• _WHAT YOU ARE ASKED TO DO_: In the records below, tally every line containing "structured". Report only the total.

• _INFORMATION GIVEN_:
....
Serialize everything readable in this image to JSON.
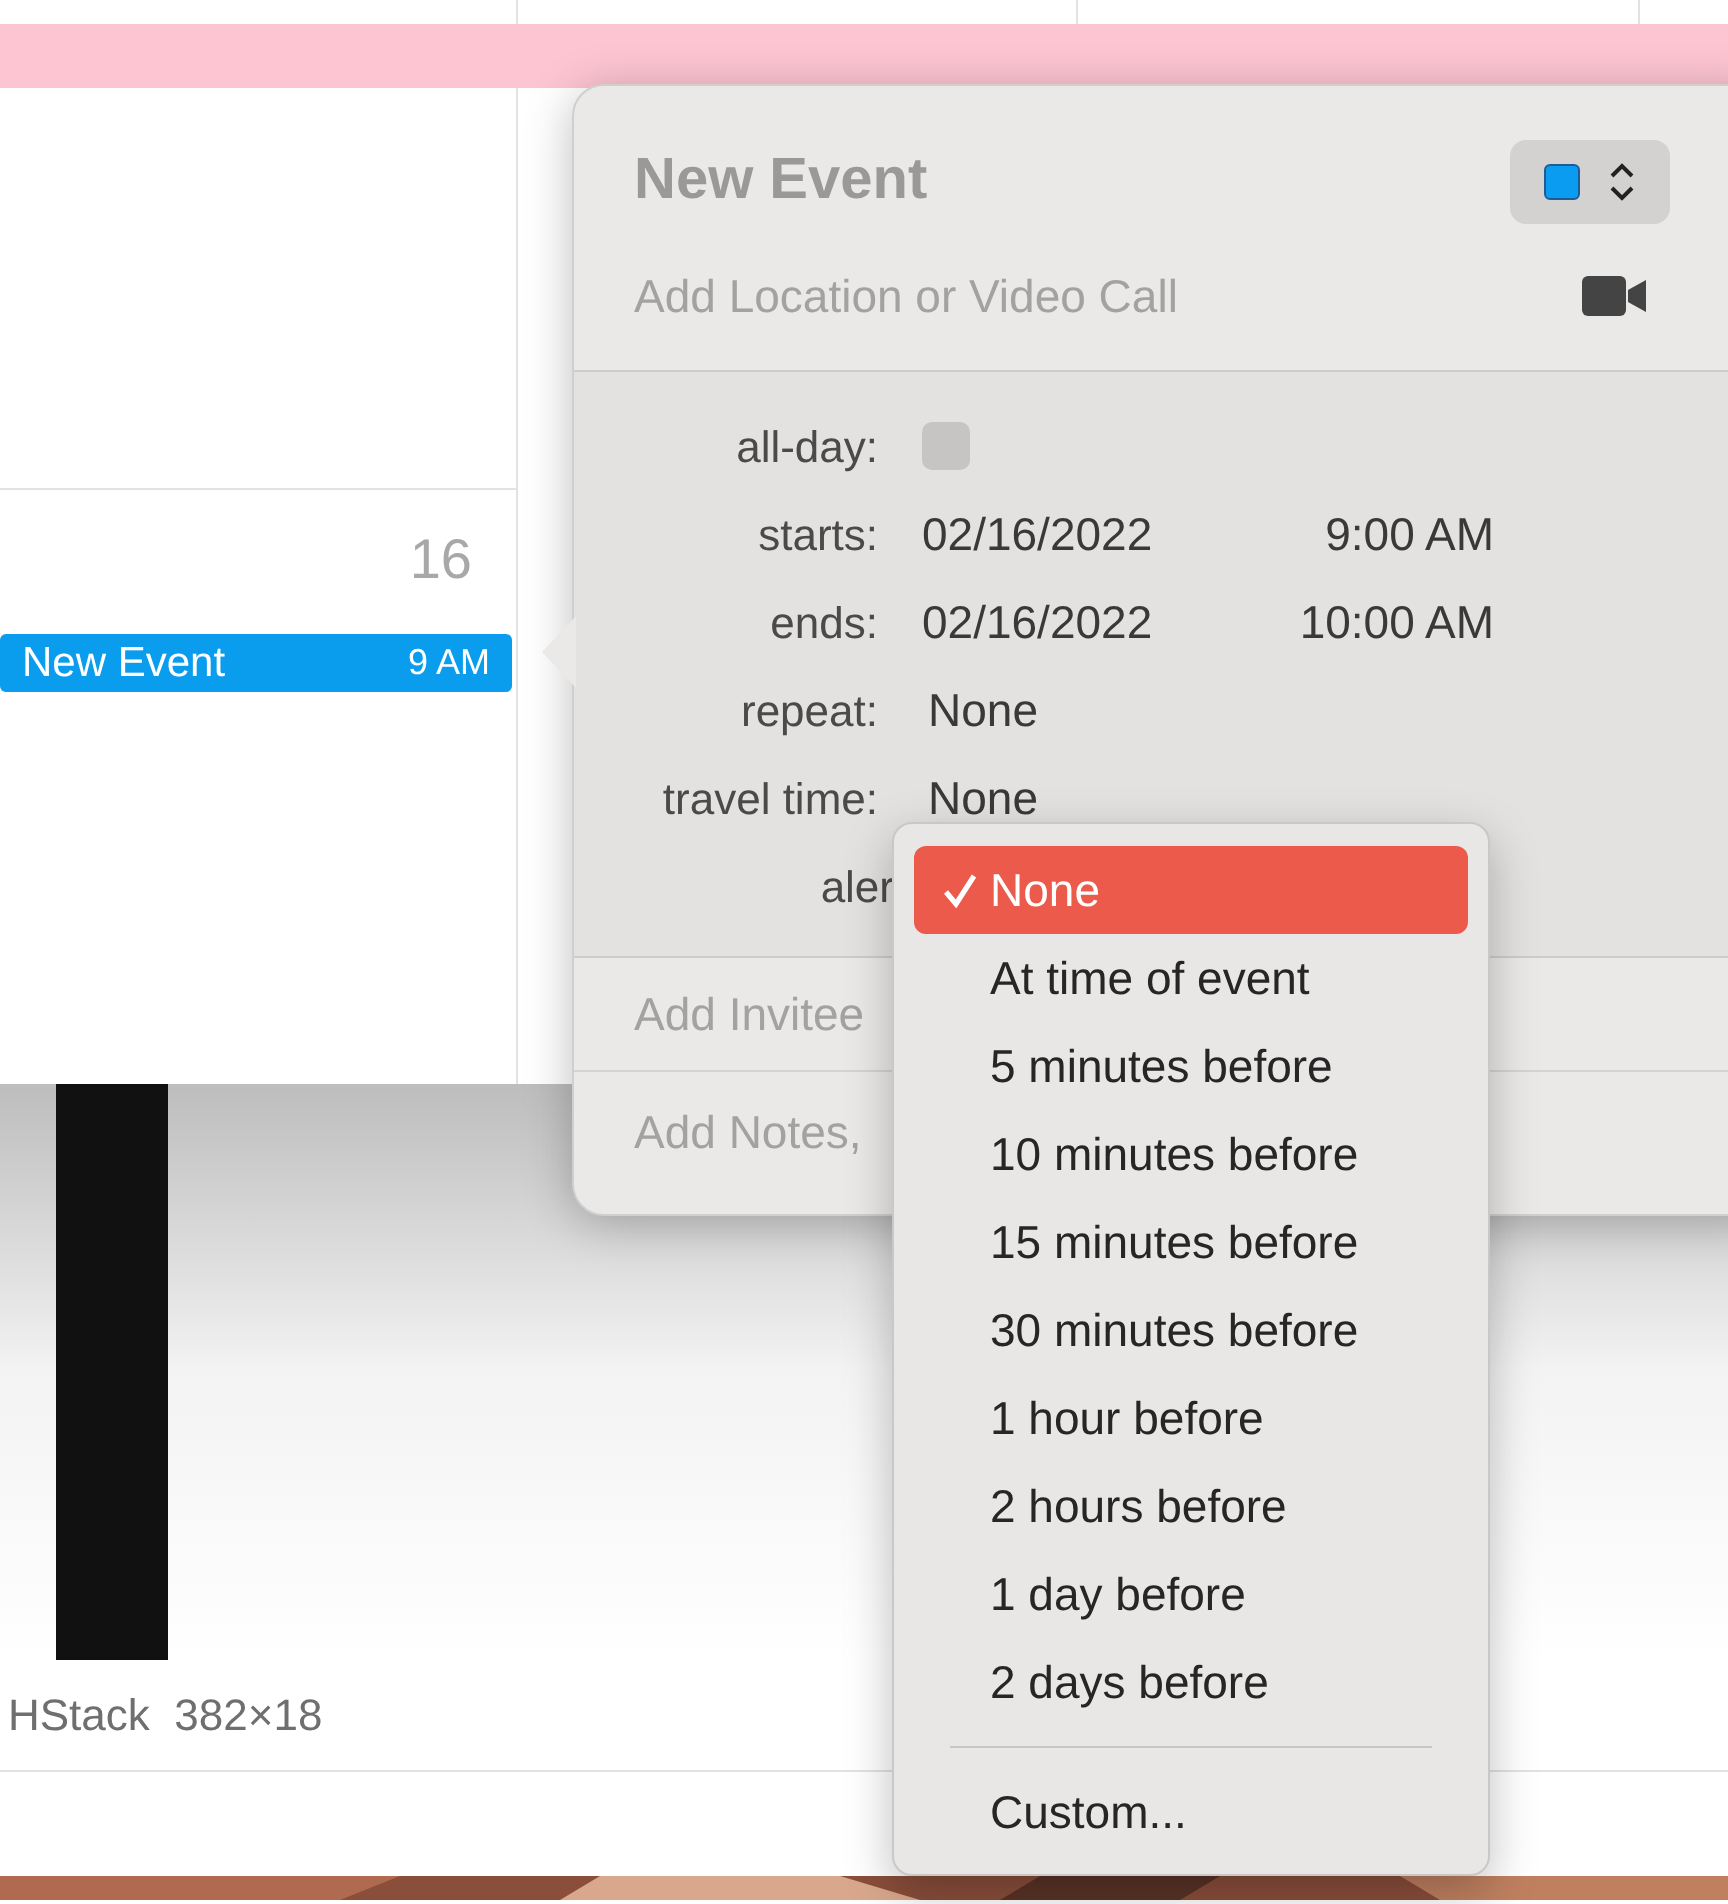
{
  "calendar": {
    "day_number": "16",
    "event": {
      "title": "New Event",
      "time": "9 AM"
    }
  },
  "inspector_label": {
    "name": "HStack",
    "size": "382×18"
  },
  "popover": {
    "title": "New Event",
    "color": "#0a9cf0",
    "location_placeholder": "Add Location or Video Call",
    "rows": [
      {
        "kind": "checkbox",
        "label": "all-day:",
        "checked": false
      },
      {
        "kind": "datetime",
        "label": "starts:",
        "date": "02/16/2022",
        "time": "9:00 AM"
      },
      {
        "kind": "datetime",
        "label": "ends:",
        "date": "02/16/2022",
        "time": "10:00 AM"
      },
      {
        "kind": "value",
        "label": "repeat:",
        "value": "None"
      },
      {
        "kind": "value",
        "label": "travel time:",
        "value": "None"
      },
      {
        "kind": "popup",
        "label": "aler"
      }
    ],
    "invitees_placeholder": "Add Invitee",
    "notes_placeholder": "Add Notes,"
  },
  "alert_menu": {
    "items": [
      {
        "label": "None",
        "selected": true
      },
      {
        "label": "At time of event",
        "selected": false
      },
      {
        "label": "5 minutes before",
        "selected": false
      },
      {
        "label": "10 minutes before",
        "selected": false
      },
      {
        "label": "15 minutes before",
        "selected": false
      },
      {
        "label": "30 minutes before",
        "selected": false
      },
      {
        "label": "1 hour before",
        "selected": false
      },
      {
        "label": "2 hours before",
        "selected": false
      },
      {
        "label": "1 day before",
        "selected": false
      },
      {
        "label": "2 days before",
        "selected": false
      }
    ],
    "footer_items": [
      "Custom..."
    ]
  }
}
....
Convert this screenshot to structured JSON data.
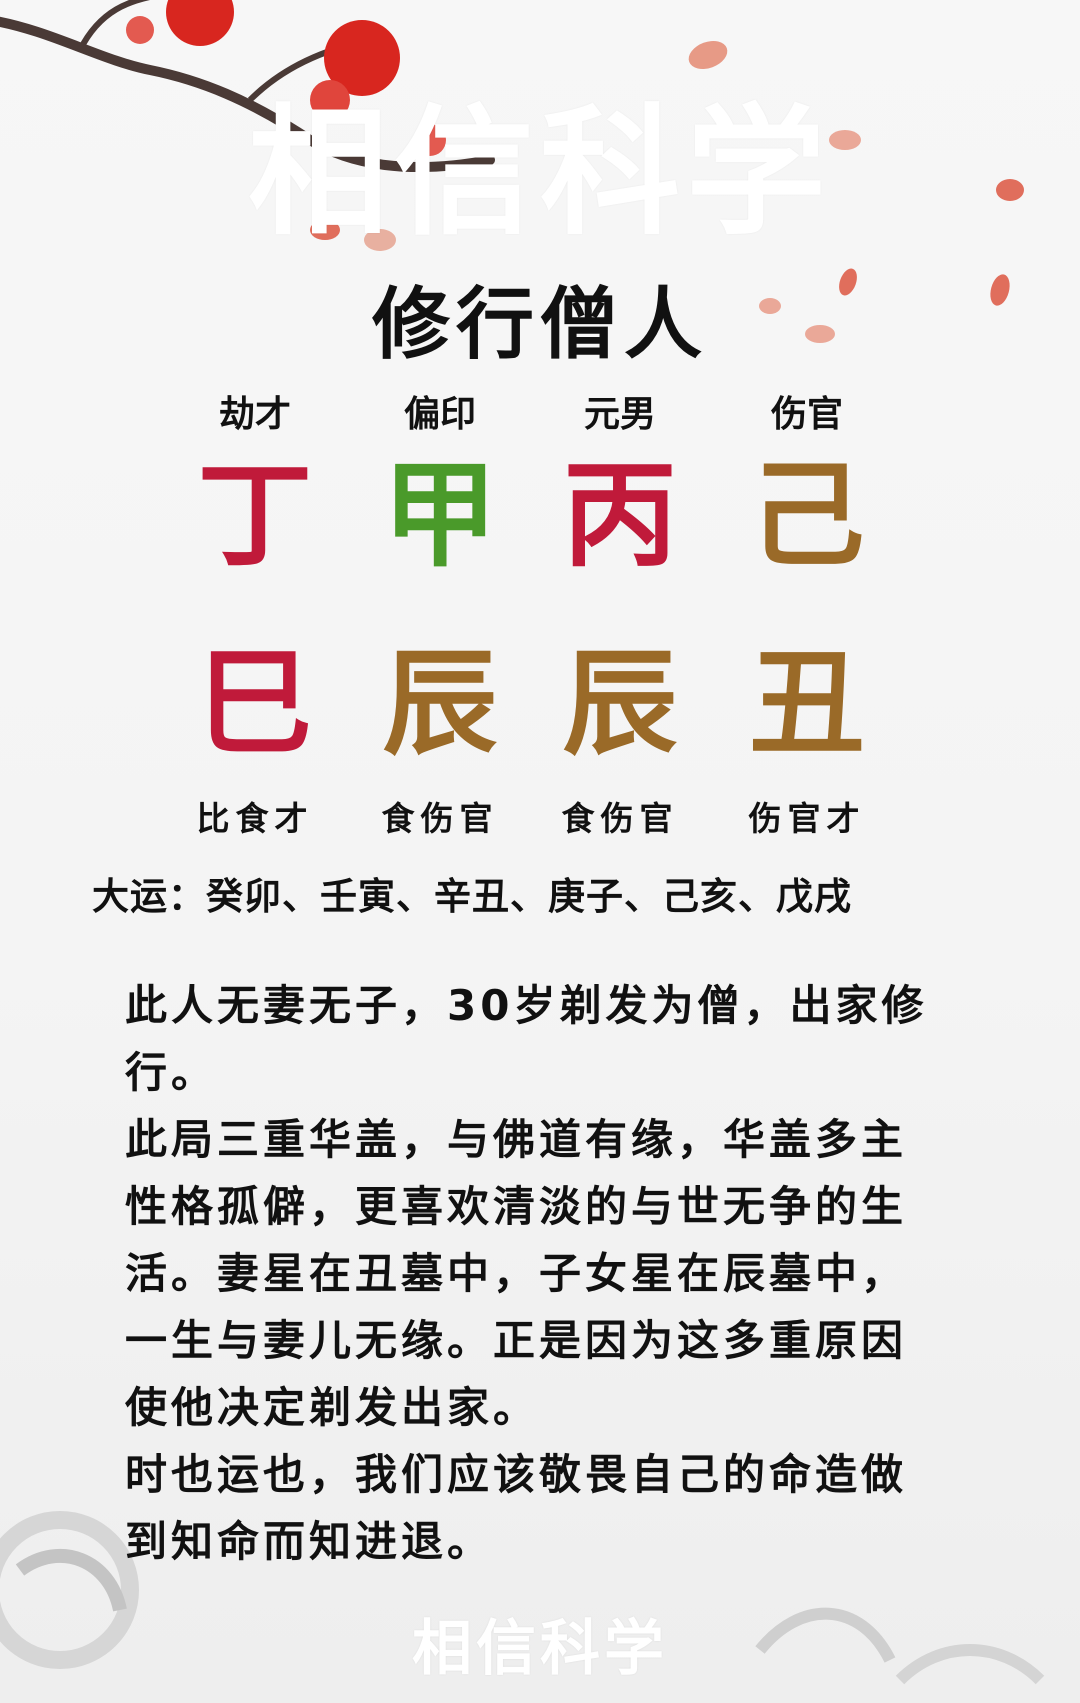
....
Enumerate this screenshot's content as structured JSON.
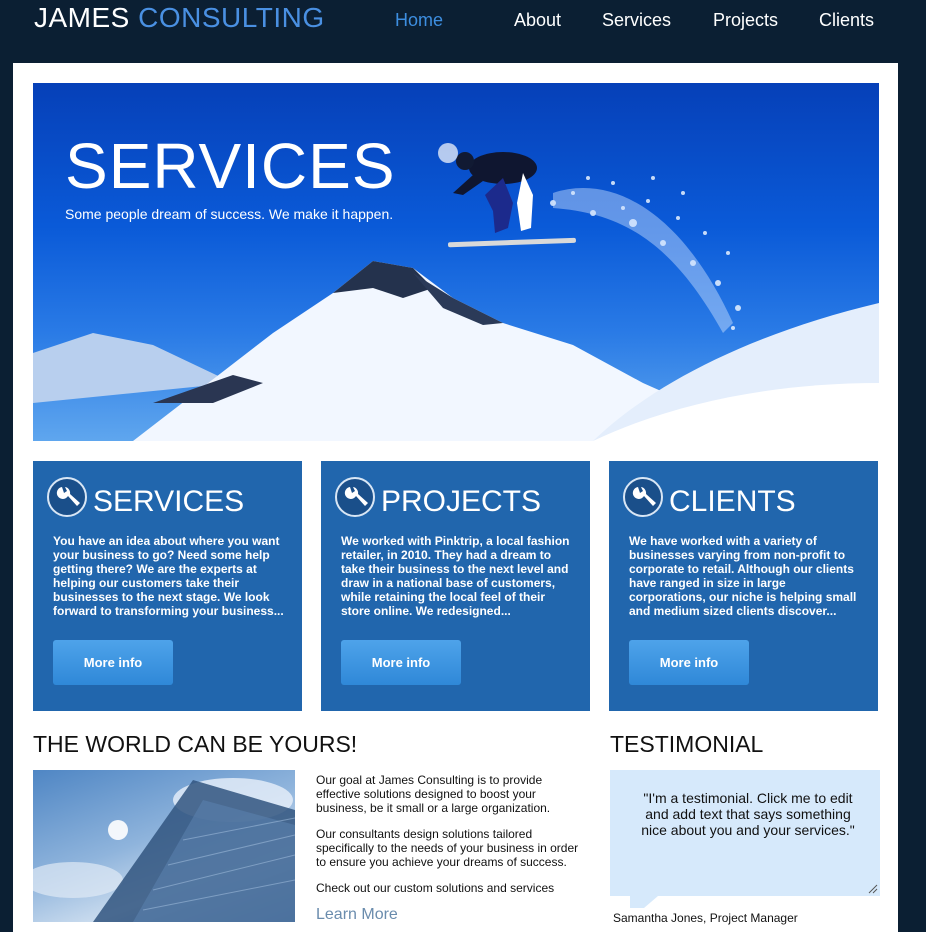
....
• _OUTPUT FOR THIS TASK_: 2